The government has already spent £32m preparing for its ID card scheme even before it becomes law.
The ID cards bill will return to the Lords, after MPs voted in favour.
That means spending rose from £25,000 to £63,000 a day in the last six months of 2005, the Home Office said.
The figure follows questions from the Liberal Democrats, whose home affairs spokesman Alistair Carmichael called it "completely unacceptable".
Ministers say cards, which have come up against opposition in the Lords, are needed to prevent fraud and terrorism.
Last week, MPs voted by a majority of 53 against forcing the government to carry out a report on costs before introducing cards.
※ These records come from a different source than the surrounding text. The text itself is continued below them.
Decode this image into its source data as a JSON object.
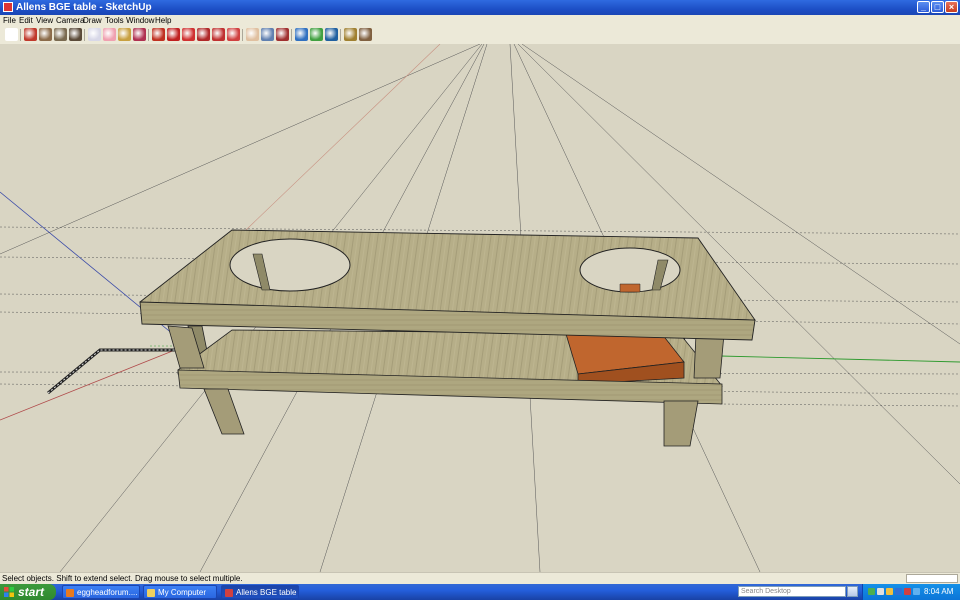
{
  "window": {
    "title": "Allens BGE table - SketchUp",
    "minimize_icon": "minimize-icon",
    "maximize_icon": "maximize-icon",
    "close_icon": "close-icon"
  },
  "menu": [
    "File",
    "Edit",
    "View",
    "Camera",
    "Draw",
    "Tools",
    "Window",
    "Help"
  ],
  "toolbar": {
    "tools": [
      {
        "name": "select-tool",
        "color": "#ffffff"
      },
      {
        "name": "pencil-tool",
        "color": "#c0392b"
      },
      {
        "name": "rectangle-tool",
        "color": "#8b6b4a"
      },
      {
        "name": "circle-tool",
        "color": "#7a6a50"
      },
      {
        "name": "arc-tool",
        "color": "#5a4a38"
      },
      {
        "name": "make-component-tool",
        "color": "#d8d8e8"
      },
      {
        "name": "eraser-tool",
        "color": "#f0a0b0"
      },
      {
        "name": "tape-measure-tool",
        "color": "#c8a040"
      },
      {
        "name": "paint-bucket-tool",
        "color": "#b03050"
      },
      {
        "name": "push-pull-tool",
        "color": "#c03020"
      },
      {
        "name": "move-tool",
        "color": "#c02020"
      },
      {
        "name": "rotate-tool",
        "color": "#d03030"
      },
      {
        "name": "follow-me-tool",
        "color": "#b02828"
      },
      {
        "name": "offset-tool",
        "color": "#c03030"
      },
      {
        "name": "orbit-tool",
        "color": "#d04040"
      },
      {
        "name": "pan-tool",
        "color": "#e0c0a0"
      },
      {
        "name": "zoom-tool",
        "color": "#6080b0"
      },
      {
        "name": "zoom-extents-tool",
        "color": "#a03030"
      },
      {
        "name": "get-models-tool",
        "color": "#3070c0"
      },
      {
        "name": "share-model-tool",
        "color": "#40a040"
      },
      {
        "name": "google-earth-tool",
        "color": "#2060a0"
      },
      {
        "name": "get-current-view-tool",
        "color": "#a08030"
      },
      {
        "name": "toggle-terrain-tool",
        "color": "#806040"
      }
    ]
  },
  "status": {
    "text": "Select objects. Shift to extend select. Drag mouse to select multiple."
  },
  "taskbar": {
    "start_label": "start",
    "tasks": [
      {
        "label": "eggheadforum....",
        "icon_color": "#e87a20",
        "active": false
      },
      {
        "label": "My Computer",
        "icon_color": "#f0d060",
        "active": false
      },
      {
        "label": "Allens BGE table ...",
        "icon_color": "#d04040",
        "active": true
      }
    ],
    "search_placeholder": "Search Desktop",
    "clock": "8:04 AM"
  },
  "colors": {
    "viewport_bg": "#d9d5c3",
    "wood_light": "#b9b28c",
    "wood_dark": "#8f8a68",
    "drawer": "#c0662e"
  }
}
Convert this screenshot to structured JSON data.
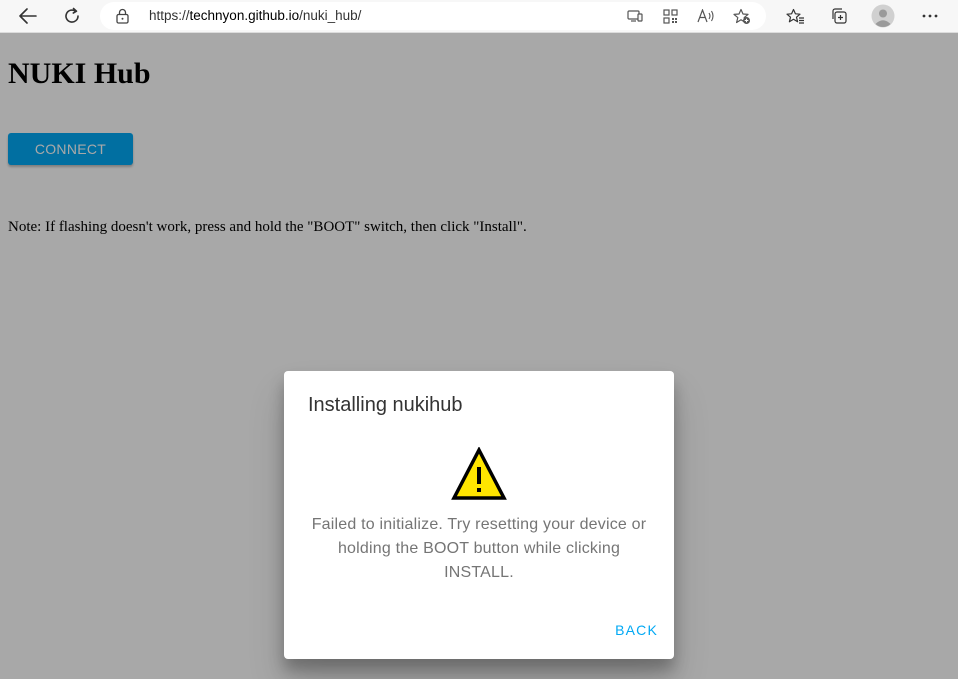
{
  "browser": {
    "url_scheme": "https://",
    "url_host": "technyon.github.io",
    "url_path": "/nuki_hub/"
  },
  "page": {
    "title": "NUKI Hub",
    "connect_label": "CONNECT",
    "note": "Note: If flashing doesn't work, press and hold the \"BOOT\" switch, then click \"Install\"."
  },
  "dialog": {
    "title": "Installing nukihub",
    "message": "Failed to initialize. Try resetting your device or holding the BOOT button while clicking INSTALL.",
    "back_label": "BACK",
    "icon": "warning-icon"
  },
  "colors": {
    "accent": "#03a9f4",
    "warning_fill": "#ffe500",
    "message_text": "#757575"
  }
}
This overturned an amendment made by the House of Lords to the Identity Cards Bill last month.
MPs instead backed a compromisen amendment demanding a report on costs every six months for the first 10 years of the scheme being in place.
Speaking of the costs so far, Mr Carmichael said the government had "no right" to spend the money before the ID cards enter into law.
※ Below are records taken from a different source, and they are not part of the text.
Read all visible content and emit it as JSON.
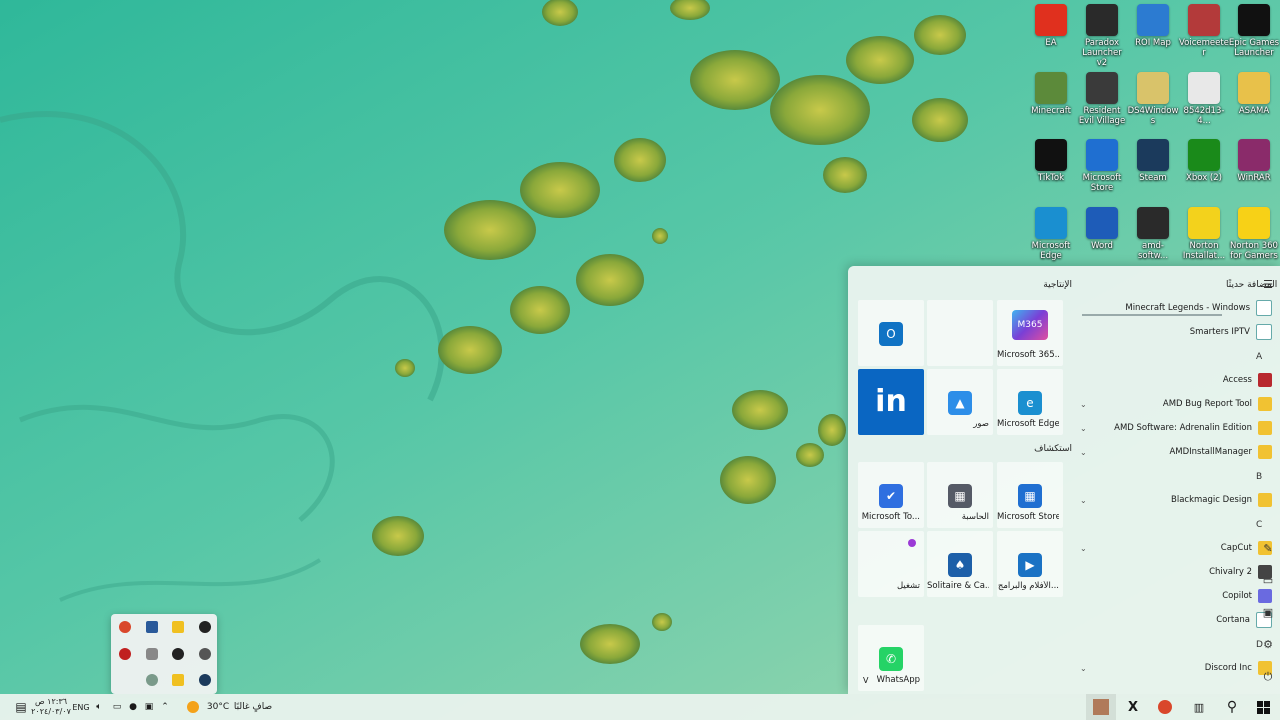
{
  "desktop": {
    "icons": [
      {
        "label": "EA",
        "icon": "ea-icon",
        "color": "#e0301e"
      },
      {
        "label": "Paradox Launcher v2",
        "icon": "paradox-icon",
        "color": "#2a2a2a"
      },
      {
        "label": "ROI Map",
        "icon": "roi-map-icon",
        "color": "#2c7bd1"
      },
      {
        "label": "Voicemeeter",
        "icon": "voicemeeter-icon",
        "color": "#b33a3a"
      },
      {
        "label": "Epic Games Launcher",
        "icon": "epic-games-icon",
        "color": "#111111"
      },
      {
        "label": "Minecraft",
        "icon": "minecraft-icon",
        "color": "#5c8a3a"
      },
      {
        "label": "Resident Evil Village",
        "icon": "resident-evil-icon",
        "color": "#3a3a3a"
      },
      {
        "label": "DS4Windows",
        "icon": "ds4windows-icon",
        "color": "#d9c36a"
      },
      {
        "label": "8542d13-4...",
        "icon": "file-icon",
        "color": "#e8e8e8"
      },
      {
        "label": "ASAMA",
        "icon": "folder-person-icon",
        "color": "#e8c14a"
      },
      {
        "label": "TikTok",
        "icon": "tiktok-icon",
        "color": "#111111"
      },
      {
        "label": "Microsoft Store",
        "icon": "microsoft-store-icon",
        "color": "#1f6fd1"
      },
      {
        "label": "Steam",
        "icon": "steam-icon",
        "color": "#1b3a5c"
      },
      {
        "label": "Xbox (2)",
        "icon": "xbox-icon",
        "color": "#1a8a1a"
      },
      {
        "label": "WinRAR",
        "icon": "winrar-icon",
        "color": "#8a2b6a"
      },
      {
        "label": "Microsoft Edge",
        "icon": "edge-icon",
        "color": "#1a8fd0"
      },
      {
        "label": "Word",
        "icon": "word-icon",
        "color": "#1e5cb8"
      },
      {
        "label": "amd-softw...",
        "icon": "amd-installer-icon",
        "color": "#2a2a2a"
      },
      {
        "label": "Norton Installat...",
        "icon": "norton-installer-icon",
        "color": "#f3d21c"
      },
      {
        "label": "Norton 360 for Gamers",
        "icon": "norton-icon",
        "color": "#f7d117"
      }
    ]
  },
  "start_menu": {
    "pinned_title": "الإنتاجية",
    "explore_title": "استكشاف",
    "recent_title": "المضافة حديثًا",
    "tiles": [
      {
        "label": "",
        "icon": "outlook-icon",
        "color": "#1073c4",
        "glyph": "O"
      },
      {
        "label": "",
        "icon": "office-cluster-icon",
        "color": "#8a4bc4",
        "glyph": ""
      },
      {
        "label": "Microsoft 365...",
        "icon": "m365-icon",
        "color": "#7a3fd6",
        "glyph": "M365"
      },
      {
        "label": "",
        "icon": "linkedin-icon",
        "color": "#0a66c2",
        "glyph": "in"
      },
      {
        "label": "صور",
        "icon": "photos-icon",
        "color": "#2d8ee8",
        "glyph": "▲"
      },
      {
        "label": "Microsoft Edge",
        "icon": "edge-icon",
        "color": "#1a8fd0",
        "glyph": "e"
      },
      {
        "label": "Microsoft To...",
        "icon": "todo-icon",
        "color": "#2f6fe0",
        "glyph": "✔"
      },
      {
        "label": "الحاسبة",
        "icon": "calculator-icon",
        "color": "#555a66",
        "glyph": "▦"
      },
      {
        "label": "Microsoft Store",
        "icon": "microsoft-store-icon",
        "color": "#1f6fd1",
        "glyph": "▦"
      },
      {
        "label": "تشغيل",
        "icon": "play-icon",
        "color": "#9b3ad6",
        "glyph": ""
      },
      {
        "label": "Solitaire & Ca...",
        "icon": "solitaire-icon",
        "color": "#1d5fa8",
        "glyph": "♠"
      },
      {
        "label": "الأفلام والبرامج...",
        "icon": "movies-icon",
        "color": "#1a72c4",
        "glyph": "▶"
      },
      {
        "label": "WhatsApp",
        "icon": "whatsapp-icon",
        "color": "#25d366",
        "glyph": "✆"
      }
    ],
    "whatsapp_expand": "V",
    "list": [
      {
        "type": "item",
        "label": "Minecraft Legends - Windows",
        "icon": "minecraft-legends-icon",
        "color": "#ffffff",
        "chev": false
      },
      {
        "type": "item",
        "label": "Smarters IPTV",
        "icon": "iptv-icon",
        "color": "#ffffff",
        "chev": false
      },
      {
        "type": "letter",
        "label": "A"
      },
      {
        "type": "item",
        "label": "Access",
        "icon": "access-icon",
        "color": "#b8282e",
        "chev": false
      },
      {
        "type": "item",
        "label": "AMD Bug Report Tool",
        "icon": "folder-icon",
        "color": "#f1c232",
        "chev": true
      },
      {
        "type": "item",
        "label": "AMD Software: Adrenalin Edition",
        "icon": "folder-icon",
        "color": "#f1c232",
        "chev": true
      },
      {
        "type": "item",
        "label": "AMDInstallManager",
        "icon": "folder-icon",
        "color": "#f1c232",
        "chev": true
      },
      {
        "type": "letter",
        "label": "B"
      },
      {
        "type": "item",
        "label": "Blackmagic Design",
        "icon": "folder-icon",
        "color": "#f1c232",
        "chev": true
      },
      {
        "type": "letter",
        "label": "C"
      },
      {
        "type": "item",
        "label": "CapCut",
        "icon": "folder-icon",
        "color": "#f1c232",
        "chev": true
      },
      {
        "type": "item",
        "label": "Chivalry 2",
        "icon": "chivalry-icon",
        "color": "#444444",
        "chev": false
      },
      {
        "type": "item",
        "label": "Copilot",
        "icon": "copilot-icon",
        "color": "#6a6ae0",
        "chev": false
      },
      {
        "type": "item",
        "label": "Cortana",
        "icon": "cortana-icon",
        "color": "#ffffff",
        "chev": false
      },
      {
        "type": "letter",
        "label": "D"
      },
      {
        "type": "item",
        "label": "Discord Inc",
        "icon": "folder-icon",
        "color": "#f1c232",
        "chev": true
      }
    ]
  },
  "taskbar": {
    "time": "١٢:٣٦ ص",
    "date": "٢٠٢٤/٠٣/٠٧",
    "language": "ENG",
    "weather_temp": "30°C",
    "weather_desc": "صافٍ غالبًا"
  },
  "colors": {
    "accent": "#0a66c2",
    "taskbar_bg": "#e8f2ec"
  }
}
"It is completely unacceptable to forge ahead on a scheme which will radically alter British society without the approval of MPs," he said.
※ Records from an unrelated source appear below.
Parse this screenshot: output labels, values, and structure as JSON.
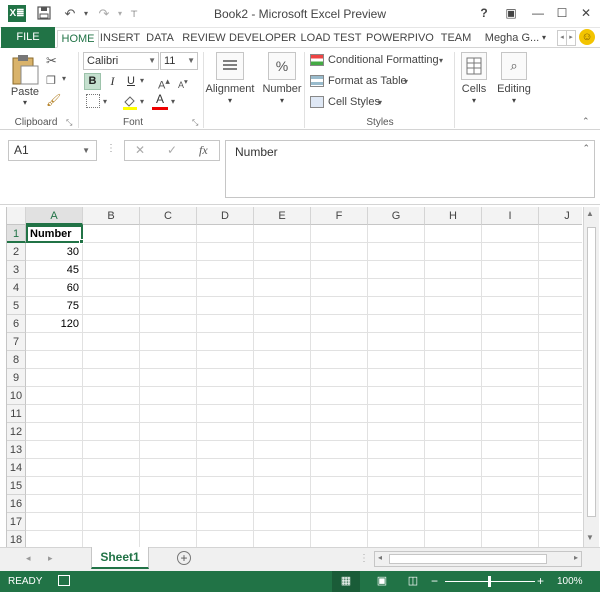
{
  "titlebar": {
    "app_icon": "X≣",
    "title": "Book2 - Microsoft Excel Preview",
    "help": "?",
    "restore": "▣",
    "minimize": "—",
    "maximize": "☐",
    "close": "✕"
  },
  "tabs": {
    "file": "FILE",
    "items": [
      "HOME",
      "INSERT",
      "DATA",
      "REVIEW",
      "DEVELOPER",
      "LOAD TEST",
      "POWERPIVO",
      "TEAM"
    ],
    "active": "HOME",
    "user": "Megha G...",
    "user_arrow": "▾"
  },
  "ribbon": {
    "clipboard": {
      "paste": "Paste",
      "label": "Clipboard"
    },
    "font": {
      "name": "Calibri",
      "size": "11",
      "bold": "B",
      "italic": "I",
      "underline": "U",
      "label": "Font",
      "font_color": "A"
    },
    "alignment": {
      "label": "Alignment"
    },
    "number": {
      "label": "Number",
      "icon": "%"
    },
    "styles": {
      "conditional": "Conditional Formatting",
      "format_table": "Format as Table",
      "cell_styles": "Cell Styles",
      "label": "Styles"
    },
    "cells": {
      "label": "Cells"
    },
    "editing": {
      "label": "Editing"
    }
  },
  "formula_bar": {
    "name_box": "A1",
    "fx": "fx",
    "content": "Number"
  },
  "grid": {
    "columns": [
      "A",
      "B",
      "C",
      "D",
      "E",
      "F",
      "G",
      "H",
      "I",
      "J"
    ],
    "rows": [
      "1",
      "2",
      "3",
      "4",
      "5",
      "6",
      "7",
      "8",
      "9",
      "10",
      "11",
      "12",
      "13",
      "14",
      "15",
      "16",
      "17",
      "18"
    ],
    "cells": {
      "A1": "Number",
      "A2": "30",
      "A3": "45",
      "A4": "60",
      "A5": "75",
      "A6": "120"
    }
  },
  "sheets": {
    "tabs": [
      "Sheet1"
    ],
    "active": "Sheet1",
    "add": "+"
  },
  "status": {
    "ready": "READY",
    "zoom": "100%",
    "zoom_minus": "−",
    "zoom_plus": "+"
  },
  "colors": {
    "accent": "#217346"
  }
}
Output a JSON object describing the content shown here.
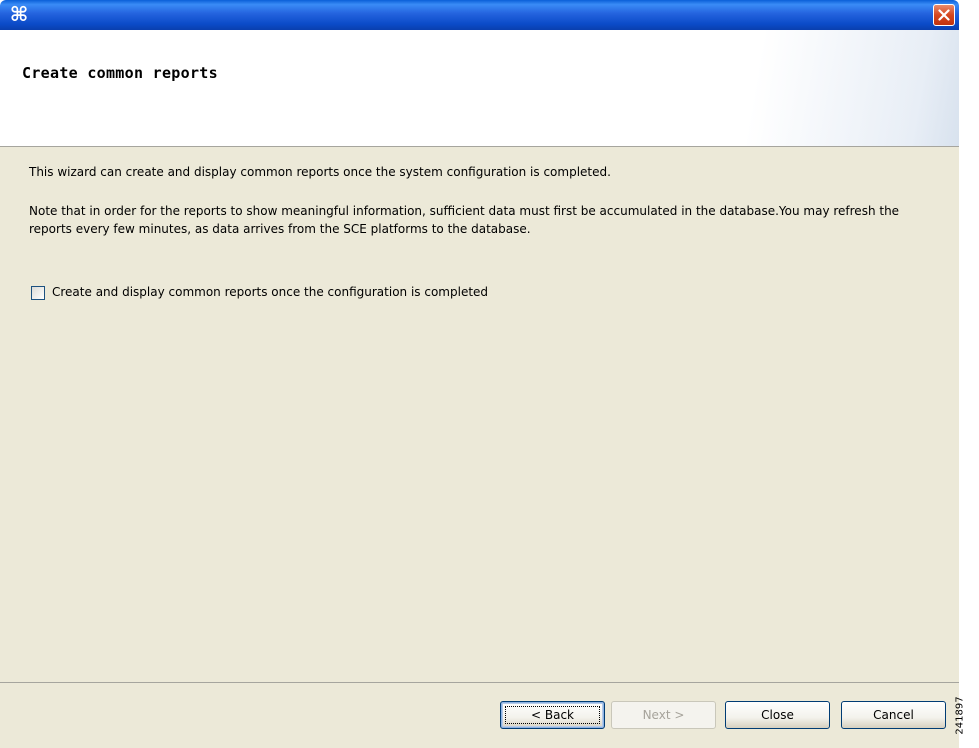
{
  "window": {
    "icon": "app-logo-icon",
    "close_icon": "close-icon"
  },
  "banner": {
    "title": "Create common reports"
  },
  "content": {
    "paragraph1": "This wizard can create and display common reports once the system configuration is completed.",
    "paragraph2": "Note that in order for the reports to show meaningful information, sufficient data must first be accumulated in the database.You may refresh the reports every few minutes, as data arrives from the SCE platforms to the database.",
    "checkbox_label": "Create and display common reports once the configuration is completed",
    "checkbox_checked": false
  },
  "buttons": {
    "back": "< Back",
    "next": "Next >",
    "close": "Close",
    "cancel": "Cancel"
  },
  "figure_id": "241897",
  "colors": {
    "titlebar": "#2463de",
    "dialog_bg": "#ece9d8",
    "close_button": "#d6471f"
  }
}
"The government persistently and wrongly claims that a majority of people want ID cards when it is quite clear that there is major disquiet in the country on this issue."
The figures came in a written reply from Home Secretary Charles Clarke. He said that £32.05m had been spent between April 2003 and December 2005.
Critics are concerned about the cost and civil liberty implications of the scheme.
But ministers say the cards will help prevent identity theft and make it easier to trace terror suspects.
Last week, Tony Blair told the BBC he thought the government had "won the argument".